Exercise instructions.
Copy every line from the records below that holds the word "احراز".

(Entries from a dataset of interfaces)
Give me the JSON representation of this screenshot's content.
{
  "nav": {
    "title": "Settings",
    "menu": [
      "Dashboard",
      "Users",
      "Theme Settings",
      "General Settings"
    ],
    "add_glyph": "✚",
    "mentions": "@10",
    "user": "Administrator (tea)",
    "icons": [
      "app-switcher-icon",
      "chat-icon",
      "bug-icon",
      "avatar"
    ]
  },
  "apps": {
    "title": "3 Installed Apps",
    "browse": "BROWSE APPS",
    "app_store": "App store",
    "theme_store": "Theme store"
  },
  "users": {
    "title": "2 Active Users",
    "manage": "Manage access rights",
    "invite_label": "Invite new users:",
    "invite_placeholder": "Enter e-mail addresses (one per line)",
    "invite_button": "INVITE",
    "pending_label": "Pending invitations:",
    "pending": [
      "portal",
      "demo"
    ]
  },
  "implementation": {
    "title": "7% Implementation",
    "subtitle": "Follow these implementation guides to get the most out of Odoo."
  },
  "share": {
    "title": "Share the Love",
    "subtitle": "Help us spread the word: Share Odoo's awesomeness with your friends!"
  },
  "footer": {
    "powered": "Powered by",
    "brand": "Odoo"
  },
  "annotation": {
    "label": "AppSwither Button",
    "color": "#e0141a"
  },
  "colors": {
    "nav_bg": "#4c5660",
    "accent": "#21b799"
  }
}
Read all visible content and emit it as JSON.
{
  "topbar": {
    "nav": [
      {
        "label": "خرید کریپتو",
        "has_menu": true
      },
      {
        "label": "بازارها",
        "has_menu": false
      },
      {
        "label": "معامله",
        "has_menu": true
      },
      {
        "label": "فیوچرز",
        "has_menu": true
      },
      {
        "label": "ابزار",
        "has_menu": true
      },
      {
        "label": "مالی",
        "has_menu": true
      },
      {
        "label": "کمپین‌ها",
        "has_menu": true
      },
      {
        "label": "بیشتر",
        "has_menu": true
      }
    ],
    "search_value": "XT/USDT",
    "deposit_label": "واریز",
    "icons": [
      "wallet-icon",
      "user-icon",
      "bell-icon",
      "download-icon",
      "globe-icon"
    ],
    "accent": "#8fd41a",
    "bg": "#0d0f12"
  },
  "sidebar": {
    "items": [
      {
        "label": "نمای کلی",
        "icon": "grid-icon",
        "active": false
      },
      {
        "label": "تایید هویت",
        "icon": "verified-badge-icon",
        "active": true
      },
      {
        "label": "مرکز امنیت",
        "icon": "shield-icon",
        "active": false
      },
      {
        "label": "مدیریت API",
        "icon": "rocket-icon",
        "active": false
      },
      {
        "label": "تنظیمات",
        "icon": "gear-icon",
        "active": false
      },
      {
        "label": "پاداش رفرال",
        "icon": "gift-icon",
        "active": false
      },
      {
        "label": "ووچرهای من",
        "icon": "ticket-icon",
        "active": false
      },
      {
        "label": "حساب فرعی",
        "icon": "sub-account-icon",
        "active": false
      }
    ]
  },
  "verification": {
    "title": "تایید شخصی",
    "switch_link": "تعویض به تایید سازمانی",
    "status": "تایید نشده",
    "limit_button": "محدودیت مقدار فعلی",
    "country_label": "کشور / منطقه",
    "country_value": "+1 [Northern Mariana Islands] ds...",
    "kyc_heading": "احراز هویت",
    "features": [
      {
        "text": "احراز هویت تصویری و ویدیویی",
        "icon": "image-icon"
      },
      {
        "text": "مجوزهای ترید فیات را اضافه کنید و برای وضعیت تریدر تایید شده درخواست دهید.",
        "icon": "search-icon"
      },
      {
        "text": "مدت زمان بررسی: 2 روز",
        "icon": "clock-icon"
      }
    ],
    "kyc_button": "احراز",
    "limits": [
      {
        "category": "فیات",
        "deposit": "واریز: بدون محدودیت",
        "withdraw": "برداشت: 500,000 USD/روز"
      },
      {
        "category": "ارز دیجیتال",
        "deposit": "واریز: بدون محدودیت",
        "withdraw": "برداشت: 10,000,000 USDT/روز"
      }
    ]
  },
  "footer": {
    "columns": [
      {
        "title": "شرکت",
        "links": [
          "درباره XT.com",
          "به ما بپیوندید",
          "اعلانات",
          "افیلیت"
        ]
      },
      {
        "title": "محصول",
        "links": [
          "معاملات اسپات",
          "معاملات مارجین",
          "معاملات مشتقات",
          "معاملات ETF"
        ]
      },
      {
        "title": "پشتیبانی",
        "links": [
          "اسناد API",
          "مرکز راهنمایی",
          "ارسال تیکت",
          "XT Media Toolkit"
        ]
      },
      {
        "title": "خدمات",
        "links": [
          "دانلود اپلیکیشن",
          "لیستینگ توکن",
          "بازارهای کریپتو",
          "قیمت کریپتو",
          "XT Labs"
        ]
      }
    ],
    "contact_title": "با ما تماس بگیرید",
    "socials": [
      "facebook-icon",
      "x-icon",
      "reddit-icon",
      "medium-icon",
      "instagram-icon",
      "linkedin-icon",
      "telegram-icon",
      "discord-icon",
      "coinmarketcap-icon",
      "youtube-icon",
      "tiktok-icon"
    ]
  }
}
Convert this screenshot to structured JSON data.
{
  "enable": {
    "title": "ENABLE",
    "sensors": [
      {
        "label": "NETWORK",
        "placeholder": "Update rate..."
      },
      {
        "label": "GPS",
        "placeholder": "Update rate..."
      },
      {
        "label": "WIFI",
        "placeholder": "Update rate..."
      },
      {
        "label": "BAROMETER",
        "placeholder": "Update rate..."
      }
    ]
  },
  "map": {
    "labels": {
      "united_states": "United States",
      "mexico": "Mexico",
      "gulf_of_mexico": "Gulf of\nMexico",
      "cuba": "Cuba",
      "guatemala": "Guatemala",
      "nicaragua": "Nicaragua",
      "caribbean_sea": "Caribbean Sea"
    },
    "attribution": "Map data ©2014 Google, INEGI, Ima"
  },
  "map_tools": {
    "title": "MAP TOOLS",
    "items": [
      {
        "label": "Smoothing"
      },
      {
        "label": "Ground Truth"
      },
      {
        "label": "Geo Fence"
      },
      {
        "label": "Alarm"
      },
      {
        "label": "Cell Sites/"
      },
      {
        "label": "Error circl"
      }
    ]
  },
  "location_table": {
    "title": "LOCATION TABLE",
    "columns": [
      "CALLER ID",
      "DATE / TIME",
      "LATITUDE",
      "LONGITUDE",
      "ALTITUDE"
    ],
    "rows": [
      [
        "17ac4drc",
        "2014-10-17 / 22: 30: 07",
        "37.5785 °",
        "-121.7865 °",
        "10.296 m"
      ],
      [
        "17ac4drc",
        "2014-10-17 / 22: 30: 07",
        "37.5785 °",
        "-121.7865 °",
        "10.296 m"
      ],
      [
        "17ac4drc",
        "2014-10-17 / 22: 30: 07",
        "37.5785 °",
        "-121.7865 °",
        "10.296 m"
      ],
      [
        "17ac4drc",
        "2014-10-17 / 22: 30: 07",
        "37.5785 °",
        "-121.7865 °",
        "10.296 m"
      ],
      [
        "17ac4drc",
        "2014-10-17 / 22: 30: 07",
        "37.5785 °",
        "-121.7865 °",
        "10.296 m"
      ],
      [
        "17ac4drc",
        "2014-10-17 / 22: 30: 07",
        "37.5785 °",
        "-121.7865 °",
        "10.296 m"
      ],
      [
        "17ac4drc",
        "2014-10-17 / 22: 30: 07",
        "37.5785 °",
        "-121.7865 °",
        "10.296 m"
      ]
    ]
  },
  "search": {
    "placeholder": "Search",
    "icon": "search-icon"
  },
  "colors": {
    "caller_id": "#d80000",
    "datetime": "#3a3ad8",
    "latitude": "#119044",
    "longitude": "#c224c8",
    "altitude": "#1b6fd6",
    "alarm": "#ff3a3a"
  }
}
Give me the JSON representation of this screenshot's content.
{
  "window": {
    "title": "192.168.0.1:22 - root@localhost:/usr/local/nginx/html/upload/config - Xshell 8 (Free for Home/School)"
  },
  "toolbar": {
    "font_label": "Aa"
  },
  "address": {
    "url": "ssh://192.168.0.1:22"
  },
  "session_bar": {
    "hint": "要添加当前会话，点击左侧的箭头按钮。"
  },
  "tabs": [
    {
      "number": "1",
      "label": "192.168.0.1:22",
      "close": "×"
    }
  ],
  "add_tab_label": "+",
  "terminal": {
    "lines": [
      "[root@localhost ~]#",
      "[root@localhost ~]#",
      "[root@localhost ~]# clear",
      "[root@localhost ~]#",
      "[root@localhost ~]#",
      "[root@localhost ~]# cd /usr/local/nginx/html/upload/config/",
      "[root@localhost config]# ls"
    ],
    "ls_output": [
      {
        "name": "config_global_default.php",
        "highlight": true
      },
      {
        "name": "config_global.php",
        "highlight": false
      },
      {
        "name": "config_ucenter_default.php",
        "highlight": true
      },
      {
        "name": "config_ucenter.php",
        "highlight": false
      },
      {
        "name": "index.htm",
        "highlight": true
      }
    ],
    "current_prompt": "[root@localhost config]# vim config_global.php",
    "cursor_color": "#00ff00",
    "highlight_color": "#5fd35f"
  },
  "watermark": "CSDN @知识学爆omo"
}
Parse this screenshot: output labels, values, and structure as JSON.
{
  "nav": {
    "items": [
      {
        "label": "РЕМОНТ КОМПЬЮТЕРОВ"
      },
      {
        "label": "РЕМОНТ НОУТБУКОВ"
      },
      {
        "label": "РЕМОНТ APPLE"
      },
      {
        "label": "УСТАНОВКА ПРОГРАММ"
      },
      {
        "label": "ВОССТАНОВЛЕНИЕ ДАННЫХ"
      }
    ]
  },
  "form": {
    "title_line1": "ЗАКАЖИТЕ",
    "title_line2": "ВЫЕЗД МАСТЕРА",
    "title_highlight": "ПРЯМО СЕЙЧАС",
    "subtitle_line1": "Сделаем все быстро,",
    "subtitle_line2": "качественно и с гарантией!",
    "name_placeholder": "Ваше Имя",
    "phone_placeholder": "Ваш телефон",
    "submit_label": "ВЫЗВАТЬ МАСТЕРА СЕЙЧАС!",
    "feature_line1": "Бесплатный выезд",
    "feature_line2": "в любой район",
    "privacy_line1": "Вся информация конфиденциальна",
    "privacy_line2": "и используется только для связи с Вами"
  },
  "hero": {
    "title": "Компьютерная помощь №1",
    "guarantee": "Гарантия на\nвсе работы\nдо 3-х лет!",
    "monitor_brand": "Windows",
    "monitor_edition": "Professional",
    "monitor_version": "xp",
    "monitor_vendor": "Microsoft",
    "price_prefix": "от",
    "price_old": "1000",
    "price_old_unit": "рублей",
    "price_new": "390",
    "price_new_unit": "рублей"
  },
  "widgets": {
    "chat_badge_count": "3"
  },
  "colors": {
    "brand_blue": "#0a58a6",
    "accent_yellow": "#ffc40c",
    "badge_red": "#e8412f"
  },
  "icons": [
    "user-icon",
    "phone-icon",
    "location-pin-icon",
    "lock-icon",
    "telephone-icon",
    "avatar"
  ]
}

Answer for this exercise.
    "kyc_heading": "احراز هویت",
        "text": "احراز هویت تصویری و ویدیویی",
    "kyc_button": "احراز",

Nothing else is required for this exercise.